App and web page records
+--
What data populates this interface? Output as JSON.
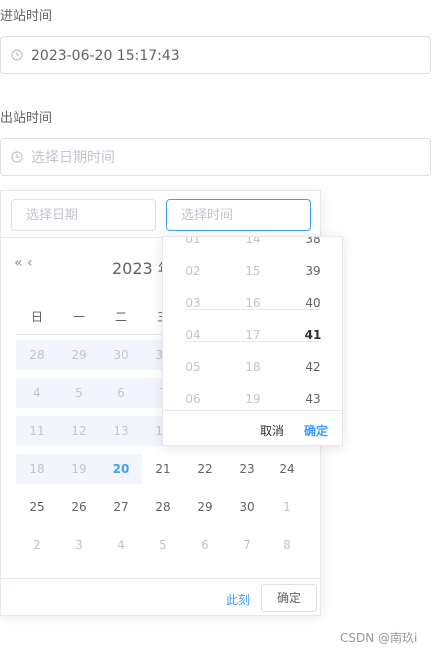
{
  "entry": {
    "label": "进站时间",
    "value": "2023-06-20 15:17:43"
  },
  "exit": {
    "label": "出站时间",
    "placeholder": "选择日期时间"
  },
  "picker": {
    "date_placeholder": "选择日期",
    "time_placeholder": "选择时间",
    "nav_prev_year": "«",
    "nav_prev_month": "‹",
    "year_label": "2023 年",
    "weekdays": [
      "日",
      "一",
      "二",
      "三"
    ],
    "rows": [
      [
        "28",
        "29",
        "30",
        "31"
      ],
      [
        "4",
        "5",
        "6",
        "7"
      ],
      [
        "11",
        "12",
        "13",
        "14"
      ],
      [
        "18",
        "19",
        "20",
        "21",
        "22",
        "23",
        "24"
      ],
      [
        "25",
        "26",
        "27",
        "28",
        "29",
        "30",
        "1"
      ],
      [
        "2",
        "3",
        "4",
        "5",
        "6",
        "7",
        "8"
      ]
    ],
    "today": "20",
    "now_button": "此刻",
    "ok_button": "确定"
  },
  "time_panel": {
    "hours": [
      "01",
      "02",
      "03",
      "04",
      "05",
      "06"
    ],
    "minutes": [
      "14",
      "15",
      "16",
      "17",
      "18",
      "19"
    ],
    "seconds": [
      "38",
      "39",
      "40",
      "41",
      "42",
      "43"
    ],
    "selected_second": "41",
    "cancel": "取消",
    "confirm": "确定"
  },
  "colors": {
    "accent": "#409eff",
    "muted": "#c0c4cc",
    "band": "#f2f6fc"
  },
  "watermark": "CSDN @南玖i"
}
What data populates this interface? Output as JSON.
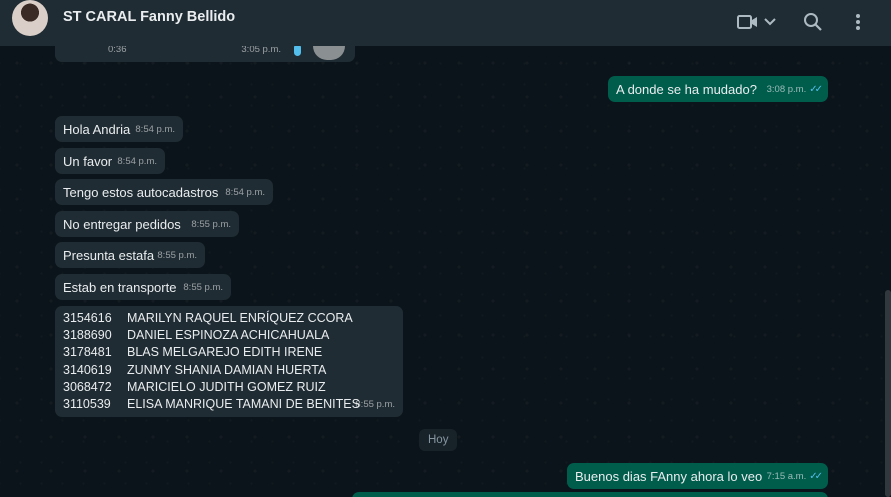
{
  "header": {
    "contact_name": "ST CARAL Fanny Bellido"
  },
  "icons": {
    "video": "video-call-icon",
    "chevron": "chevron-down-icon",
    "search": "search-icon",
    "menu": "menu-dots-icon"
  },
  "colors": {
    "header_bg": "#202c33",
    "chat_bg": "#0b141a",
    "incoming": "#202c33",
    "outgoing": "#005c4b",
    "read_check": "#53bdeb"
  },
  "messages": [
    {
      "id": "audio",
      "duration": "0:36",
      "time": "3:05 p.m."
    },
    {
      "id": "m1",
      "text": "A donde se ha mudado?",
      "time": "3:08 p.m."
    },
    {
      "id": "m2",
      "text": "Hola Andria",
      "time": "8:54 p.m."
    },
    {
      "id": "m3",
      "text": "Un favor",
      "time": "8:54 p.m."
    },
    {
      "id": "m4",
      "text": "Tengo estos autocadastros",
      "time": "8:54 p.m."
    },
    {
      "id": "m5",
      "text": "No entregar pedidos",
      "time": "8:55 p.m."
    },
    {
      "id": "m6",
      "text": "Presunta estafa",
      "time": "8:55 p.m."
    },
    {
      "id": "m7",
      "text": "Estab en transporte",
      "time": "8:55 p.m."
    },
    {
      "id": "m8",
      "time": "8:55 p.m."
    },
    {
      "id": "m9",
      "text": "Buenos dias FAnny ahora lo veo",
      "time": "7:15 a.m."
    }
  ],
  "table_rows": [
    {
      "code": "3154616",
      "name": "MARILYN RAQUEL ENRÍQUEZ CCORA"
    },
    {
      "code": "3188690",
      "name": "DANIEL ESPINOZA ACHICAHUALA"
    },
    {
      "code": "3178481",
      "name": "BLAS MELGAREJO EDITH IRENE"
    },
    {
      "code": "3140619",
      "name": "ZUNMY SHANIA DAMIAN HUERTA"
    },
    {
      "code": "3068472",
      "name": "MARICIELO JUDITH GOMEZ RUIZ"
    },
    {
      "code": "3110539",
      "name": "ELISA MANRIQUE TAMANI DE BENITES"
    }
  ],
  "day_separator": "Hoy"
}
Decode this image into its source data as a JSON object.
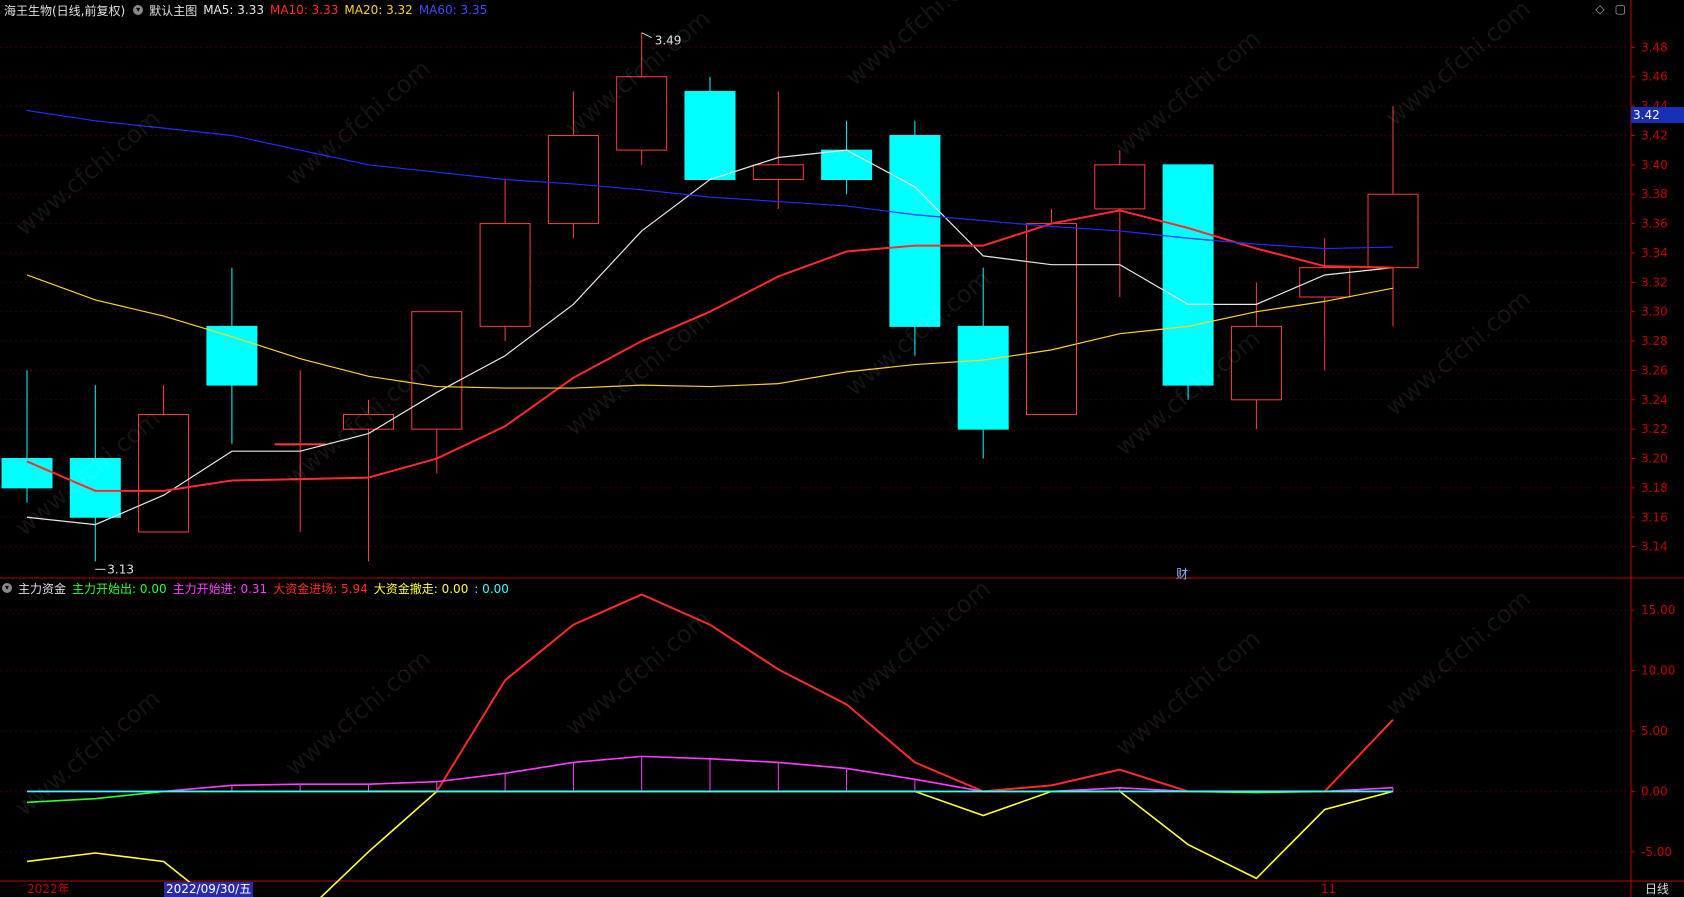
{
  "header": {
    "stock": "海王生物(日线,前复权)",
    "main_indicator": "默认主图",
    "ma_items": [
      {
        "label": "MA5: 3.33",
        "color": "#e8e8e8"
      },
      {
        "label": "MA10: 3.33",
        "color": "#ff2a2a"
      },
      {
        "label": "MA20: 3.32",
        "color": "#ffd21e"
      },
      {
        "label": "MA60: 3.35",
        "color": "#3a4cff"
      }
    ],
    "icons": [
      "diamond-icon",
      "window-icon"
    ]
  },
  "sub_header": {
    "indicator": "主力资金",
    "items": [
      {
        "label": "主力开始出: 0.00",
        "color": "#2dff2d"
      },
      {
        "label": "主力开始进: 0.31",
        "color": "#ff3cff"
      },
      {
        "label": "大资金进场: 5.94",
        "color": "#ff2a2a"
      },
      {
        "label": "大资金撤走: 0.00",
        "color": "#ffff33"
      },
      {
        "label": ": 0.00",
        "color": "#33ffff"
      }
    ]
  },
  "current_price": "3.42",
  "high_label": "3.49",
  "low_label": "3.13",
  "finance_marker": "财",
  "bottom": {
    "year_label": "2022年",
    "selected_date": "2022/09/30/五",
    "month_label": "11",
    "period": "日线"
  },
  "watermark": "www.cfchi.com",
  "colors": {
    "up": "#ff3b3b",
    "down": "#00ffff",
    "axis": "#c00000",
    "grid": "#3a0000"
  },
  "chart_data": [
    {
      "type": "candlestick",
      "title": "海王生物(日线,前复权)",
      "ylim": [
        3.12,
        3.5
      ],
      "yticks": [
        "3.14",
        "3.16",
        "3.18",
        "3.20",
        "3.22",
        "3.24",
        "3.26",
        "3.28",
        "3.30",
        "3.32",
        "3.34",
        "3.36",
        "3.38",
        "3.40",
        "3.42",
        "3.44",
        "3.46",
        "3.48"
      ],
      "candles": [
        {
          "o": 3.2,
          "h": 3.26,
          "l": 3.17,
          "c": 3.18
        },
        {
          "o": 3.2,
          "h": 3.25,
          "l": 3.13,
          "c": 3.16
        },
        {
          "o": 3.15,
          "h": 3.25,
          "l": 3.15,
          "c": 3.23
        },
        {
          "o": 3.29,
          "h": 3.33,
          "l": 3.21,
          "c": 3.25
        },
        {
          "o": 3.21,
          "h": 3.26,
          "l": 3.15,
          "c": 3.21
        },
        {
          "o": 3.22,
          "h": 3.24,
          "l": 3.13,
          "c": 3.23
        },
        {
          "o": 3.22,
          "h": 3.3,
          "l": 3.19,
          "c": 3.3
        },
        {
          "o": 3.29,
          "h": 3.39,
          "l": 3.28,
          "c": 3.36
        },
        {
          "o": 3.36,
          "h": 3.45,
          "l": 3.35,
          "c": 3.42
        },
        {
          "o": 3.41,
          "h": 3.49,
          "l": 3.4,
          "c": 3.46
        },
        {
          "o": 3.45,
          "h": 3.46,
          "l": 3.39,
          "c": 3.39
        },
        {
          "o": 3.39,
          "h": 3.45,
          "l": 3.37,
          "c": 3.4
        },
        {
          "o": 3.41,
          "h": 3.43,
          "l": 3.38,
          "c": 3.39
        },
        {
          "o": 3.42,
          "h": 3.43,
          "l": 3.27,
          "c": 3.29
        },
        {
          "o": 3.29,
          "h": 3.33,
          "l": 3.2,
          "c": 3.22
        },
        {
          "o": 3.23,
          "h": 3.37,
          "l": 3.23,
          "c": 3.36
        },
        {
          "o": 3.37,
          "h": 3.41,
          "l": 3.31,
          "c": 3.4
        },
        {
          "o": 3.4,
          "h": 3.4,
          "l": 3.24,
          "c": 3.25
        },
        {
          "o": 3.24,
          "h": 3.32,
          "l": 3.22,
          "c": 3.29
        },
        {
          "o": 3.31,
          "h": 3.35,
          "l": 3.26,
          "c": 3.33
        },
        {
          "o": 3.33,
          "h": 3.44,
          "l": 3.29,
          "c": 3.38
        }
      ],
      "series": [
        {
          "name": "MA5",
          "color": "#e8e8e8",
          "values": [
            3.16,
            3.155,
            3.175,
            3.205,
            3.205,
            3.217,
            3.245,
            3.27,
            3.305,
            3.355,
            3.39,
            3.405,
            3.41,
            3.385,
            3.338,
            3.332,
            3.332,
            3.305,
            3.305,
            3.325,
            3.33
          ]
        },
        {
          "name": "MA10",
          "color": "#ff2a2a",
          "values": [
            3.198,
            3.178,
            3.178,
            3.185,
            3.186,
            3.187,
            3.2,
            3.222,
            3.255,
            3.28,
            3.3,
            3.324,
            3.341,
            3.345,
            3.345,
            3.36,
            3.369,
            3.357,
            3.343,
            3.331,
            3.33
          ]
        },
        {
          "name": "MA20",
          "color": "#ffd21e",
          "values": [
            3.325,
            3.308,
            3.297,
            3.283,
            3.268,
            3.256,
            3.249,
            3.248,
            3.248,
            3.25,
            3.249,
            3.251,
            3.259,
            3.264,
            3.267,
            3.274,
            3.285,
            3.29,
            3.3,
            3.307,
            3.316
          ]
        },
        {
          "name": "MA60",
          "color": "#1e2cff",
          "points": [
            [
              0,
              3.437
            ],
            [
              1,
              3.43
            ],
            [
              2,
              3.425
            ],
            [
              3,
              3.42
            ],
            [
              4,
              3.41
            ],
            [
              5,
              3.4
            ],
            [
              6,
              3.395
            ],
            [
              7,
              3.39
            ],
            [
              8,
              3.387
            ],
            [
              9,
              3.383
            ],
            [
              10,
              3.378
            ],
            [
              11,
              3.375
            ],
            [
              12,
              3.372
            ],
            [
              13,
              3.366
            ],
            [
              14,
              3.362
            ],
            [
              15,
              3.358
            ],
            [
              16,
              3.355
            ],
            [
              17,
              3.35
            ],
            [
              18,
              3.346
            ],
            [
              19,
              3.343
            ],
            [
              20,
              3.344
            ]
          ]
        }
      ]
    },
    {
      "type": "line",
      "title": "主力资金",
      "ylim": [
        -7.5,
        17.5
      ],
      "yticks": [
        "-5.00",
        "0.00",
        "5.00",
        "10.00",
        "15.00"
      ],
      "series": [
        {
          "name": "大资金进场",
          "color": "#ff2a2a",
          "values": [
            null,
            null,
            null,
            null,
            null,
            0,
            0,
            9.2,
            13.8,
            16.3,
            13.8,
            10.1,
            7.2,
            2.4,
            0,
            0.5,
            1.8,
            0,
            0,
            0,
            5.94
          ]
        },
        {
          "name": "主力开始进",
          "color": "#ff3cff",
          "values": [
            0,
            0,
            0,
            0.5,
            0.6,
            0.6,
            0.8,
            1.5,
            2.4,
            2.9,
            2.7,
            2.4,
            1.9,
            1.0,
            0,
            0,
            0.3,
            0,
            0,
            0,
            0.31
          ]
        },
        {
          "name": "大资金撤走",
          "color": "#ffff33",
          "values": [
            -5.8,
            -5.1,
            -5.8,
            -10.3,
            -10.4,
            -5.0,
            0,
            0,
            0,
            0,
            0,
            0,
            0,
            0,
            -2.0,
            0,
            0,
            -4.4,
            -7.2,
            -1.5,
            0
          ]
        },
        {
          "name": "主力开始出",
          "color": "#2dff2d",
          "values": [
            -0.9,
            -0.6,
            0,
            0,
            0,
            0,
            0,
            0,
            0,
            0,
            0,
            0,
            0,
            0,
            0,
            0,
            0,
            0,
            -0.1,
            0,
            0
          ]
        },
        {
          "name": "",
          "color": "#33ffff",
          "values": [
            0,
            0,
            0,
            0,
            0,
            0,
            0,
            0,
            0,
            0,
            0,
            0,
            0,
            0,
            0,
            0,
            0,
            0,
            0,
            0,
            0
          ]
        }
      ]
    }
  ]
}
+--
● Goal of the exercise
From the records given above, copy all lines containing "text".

● Exercise result
      "text": "A donde se ha mudado?",
      "text": "Hola Andria",
      "text": "Un favor",
      "text": "Tengo estos autocadastros",
      "text": "No entregar pedidos",
      "text": "Presunta estafa",
      "text": "Estab en transporte",
      "text": "Buenos dias FAnny ahora lo veo",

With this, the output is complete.